Sunday, Oct 13, 2019: Scripture Readings – Pentecost 18


Old Testament: Jeremiah (29:1, 4-7)


These are the words of the letter that the prophet Jeremiah sent from Jerusalem to the remaining elders among the exiles, and to the priests, the prophets, and all the people, whom Nebuchadnezzar had taken into exile from Jerusalem to Babylon.  Thus says the Lord of hosts, the God of Israel, to all the exiles whom I have sent into exile from Jerusalem to Babylon: Build houses and live in them; plant gardens and eat what they produce. Take wives and have sons and daughters; take wives for your sons, and give your daughters in marriage, that they may bear sons and daughters; multiply there, and do not decrease.
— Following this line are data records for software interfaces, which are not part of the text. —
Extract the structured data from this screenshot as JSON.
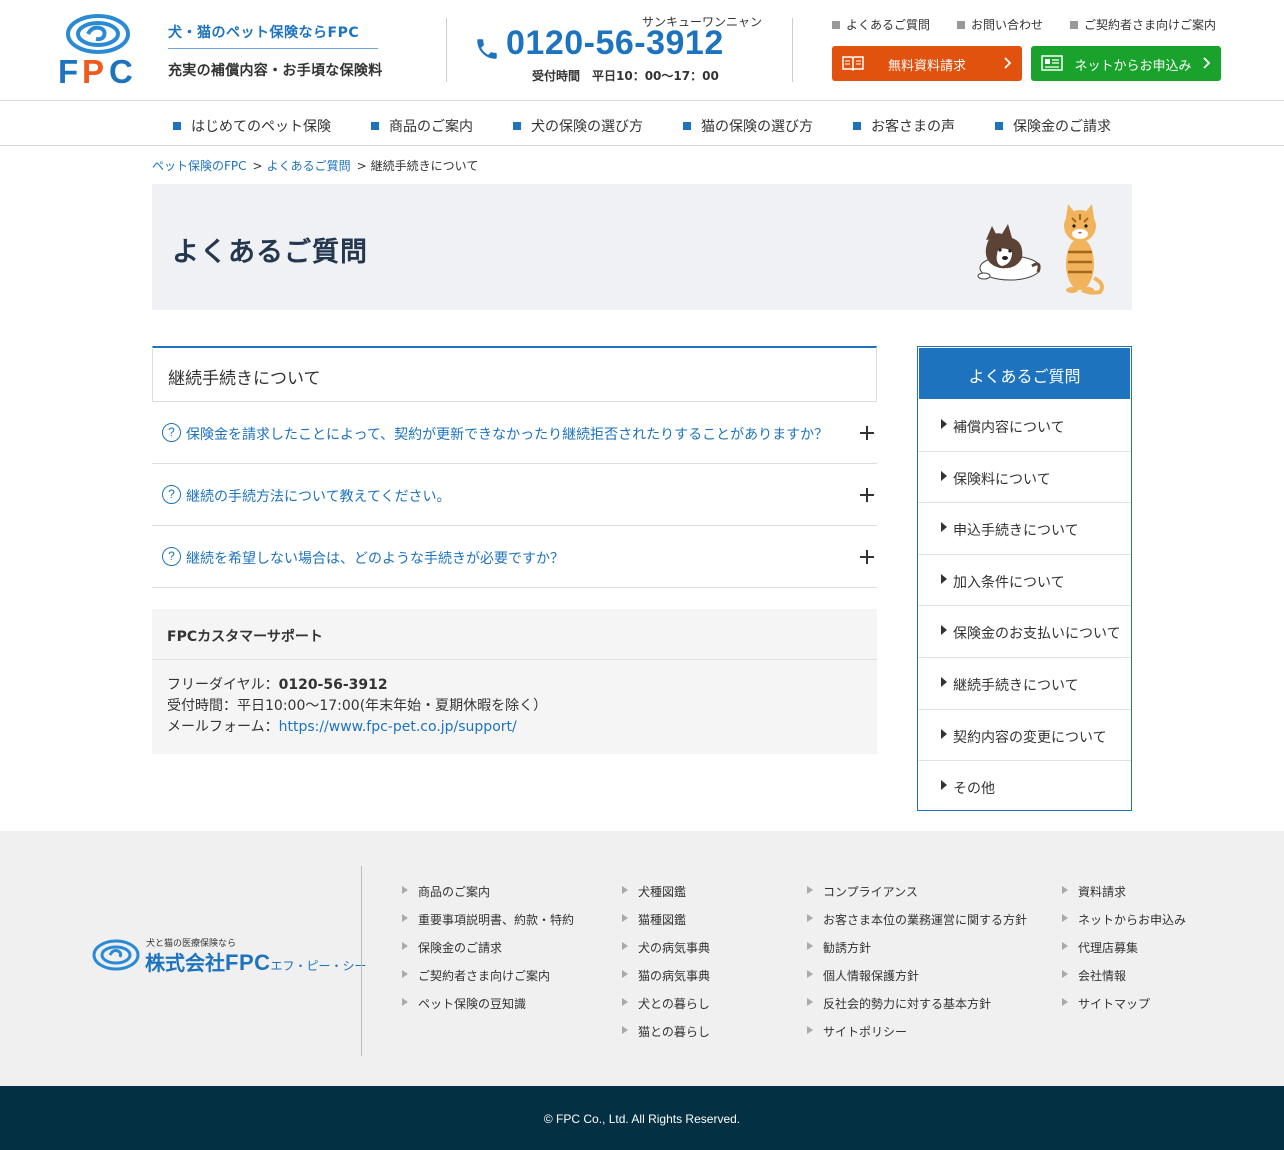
{
  "header": {
    "logo_text": "FPC",
    "tagline1": "犬・猫のペット保険ならFPC",
    "tagline2": "充実の補償内容・お手頃な保険料",
    "phone_kana": "サンキューワンニャン",
    "phone_number": "0120-56-3912",
    "phone_hours": "受付時間　平日10：00〜17：00",
    "top_links": [
      "よくあるご質問",
      "お問い合わせ",
      "ご契約者さま向けご案内"
    ],
    "btn_brochure": "無料資料請求",
    "btn_apply": "ネットからお申込み",
    "colors": {
      "brand_blue": "#1e73be",
      "orange": "#e0520d",
      "green": "#1aa32c",
      "footer_dark": "#043044"
    }
  },
  "nav": [
    "はじめてのペット保険",
    "商品のご案内",
    "犬の保険の選び方",
    "猫の保険の選び方",
    "お客さまの声",
    "保険金のご請求"
  ],
  "breadcrumb": {
    "home": "ペット保険のFPC",
    "faq": "よくあるご質問",
    "current": "継続手続きについて",
    "sep": ">"
  },
  "banner": {
    "title": "よくあるご質問"
  },
  "faq": {
    "heading": "継続手続きについて",
    "q_mark": "?",
    "questions": [
      "保険金を請求したことによって、契約が更新できなかったり継続拒否されたりすることがありますか？",
      "継続の手続方法について教えてください。",
      "継続を希望しない場合は、どのような手続きが必要ですか？"
    ]
  },
  "support": {
    "title": "FPCカスタマーサポート",
    "dial_label": "フリーダイヤル：",
    "dial_number": "0120-56-3912",
    "hours": "受付時間：平日10:00～17:00(年末年始・夏期休暇を除く）",
    "mail_label": "メールフォーム：",
    "mail_url": "https://www.fpc-pet.co.jp/support/"
  },
  "sidebar": {
    "heading": "よくあるご質問",
    "items": [
      "補償内容について",
      "保険料について",
      "申込手続きについて",
      "加入条件について",
      "保険金のお支払いについて",
      "継続手続きについて",
      "契約内容の変更について",
      "その他"
    ]
  },
  "footer": {
    "logo_small": "犬と猫の医療保険なら",
    "logo_company": "株式会社",
    "logo_fpc": "FPC",
    "logo_kana": "エフ・ピー・シー",
    "col1": [
      "商品のご案内",
      "重要事項説明書、約款・特約",
      "保険金のご請求",
      "ご契約者さま向けご案内",
      "ペット保険の豆知識"
    ],
    "col2": [
      "犬種図鑑",
      "猫種図鑑",
      "犬の病気事典",
      "猫の病気事典",
      "犬との暮らし",
      "猫との暮らし"
    ],
    "col3": [
      "コンプライアンス",
      "お客さま本位の業務運営に関する方針",
      "勧誘方針",
      "個人情報保護方針",
      "反社会的勢力に対する基本方針",
      "サイトポリシー"
    ],
    "col4": [
      "資料請求",
      "ネットからお申込み",
      "代理店募集",
      "会社情報",
      "サイトマップ"
    ],
    "copyright": "© FPC Co., Ltd. All Rights Reserved."
  }
}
But seek the welfare of the city where I have sent you into exile, and pray to the Lord on its behalf, for in its welfare you will find your welfare.


  • Babylonians came in and deported people round 597 BCE.
  • They rebelled again in 587 BCE.  This writing is from between 597 BCE and 587 BCE.
  • Get ready to be in exile for a long time… perhaps for generations.
  • It was God’s plan that Jerusalem be destroyed.
  • Babylon eventually became a great Jewish settlement.




The Response: Psalm (66:1-12)


1  Be joyful in God, all you lands; *

    sing the glory of his Name;

    sing the glory of his praise.

2  Say to God, “How awesome are your deeds! *

    because of your great strength

     your enemies cringe before you.

3  All the earth bows down before you, *

    sings to you, sings out your Name.”

4  Come now and see the works of God, *

    how wonderful he is in his doing toward all people.

5  He turned the sea into dry land,

    so that they went through the water on foot, *

    and there we rejoiced in him.

6  In his might he rules for ever;

    his eyes keep watch over the nations; *

    let no rebel rise up against him.

7  Bless our God, you peoples; *

    make the voice of his praise to be heard;

8  Who holds our souls in life, *

    and will not allow our feet to slip.

9  For you, O God, have proved us; *

    you have tried us just as silver is tried.

10 You brought us into the snare; *

      you laid heavy burdens upon our backs.

11 You let enemies ride over our heads;

    we went through fire and water; *

     but you brought us out into a place of refreshment.

12 I will enter your house with burnt-offerings

     and will pay you my vows, *

    which I promised with my lips

     and spoke with my mouth when I was in trouble.


  • Hymn of praise for what God has done for Israel.
  • All people should praise the God of Israel for what he has done.
  • Ends with an individual praising God.




The New Testament: 2 Timothy (2:8-15)


Remember Jesus Christ, raised from the dead, a descendant of David—that is my gospel, for which I suffer hardship, even to the point of being chained like a criminal. But the word of God is not chained. Therefore I endure everything for the sake of the elect, so that they may also obtain the salvation that is in Christ Jesus, with eternal glory. The saying is sure: If we have died with him, we will also live with him; if we endure, we will also reign with him; if we deny him, he will also deny us; if we are faithless, he remains faithful— for he cannot deny himself.   Remind them of this, and warn them before God that they are to avoid wrangling over words, which does no good but only ruins those who are listening. Do your best to present yourself to God as one approved by him, a worker who has no need to be ashamed, rightly explaining the word of truth.


  • “The saying is sure.”  This only appears in Timothy and Titus – pastoral letters.
  • Series of if/then statements:  positive then negative; then negative followed by positive.




The Gospel: Luke (17:11-19)


On the way to Jerusalem Jesus was going through the region between Samaria and Galilee. As he entered a village, ten lepers approached him. Keeping their distance, they called out, saying, “Jesus, Master, have mercy on us!” When he saw them, he said to them, “Go and show yourselves to the priests.” And as they went, they were made clean. Then one of them, when he saw that he was healed, turned back, praising God with a loud voice. He prostrated himself at Jesus’ feet and thanked him. And he was a Samaritan. Then Jesus asked, “Were not ten made clean? But the other nine, where are they? Was none of them found to return and give praise to God except this foreigner?” Then he said to him, “Get up and go on your way; your faith has made you well.”


  • Collection of sayings and stories only found in Luke.
  • Takes place between Galilee and Samaria.
  • Leprosy:  Can refer to all different types of skin ailments; keep away from sacred places.
  • Not necessarily purposely keeping away.
  • Priest(s) — plural — Samarian priests for Samaritans.
  • Jesus did not heal them right away.
  • Only place in Luke where they thank Jesus and not God.
  • “Make well” also equates to “save you.”
  • This passage features the “good Samaritan” again.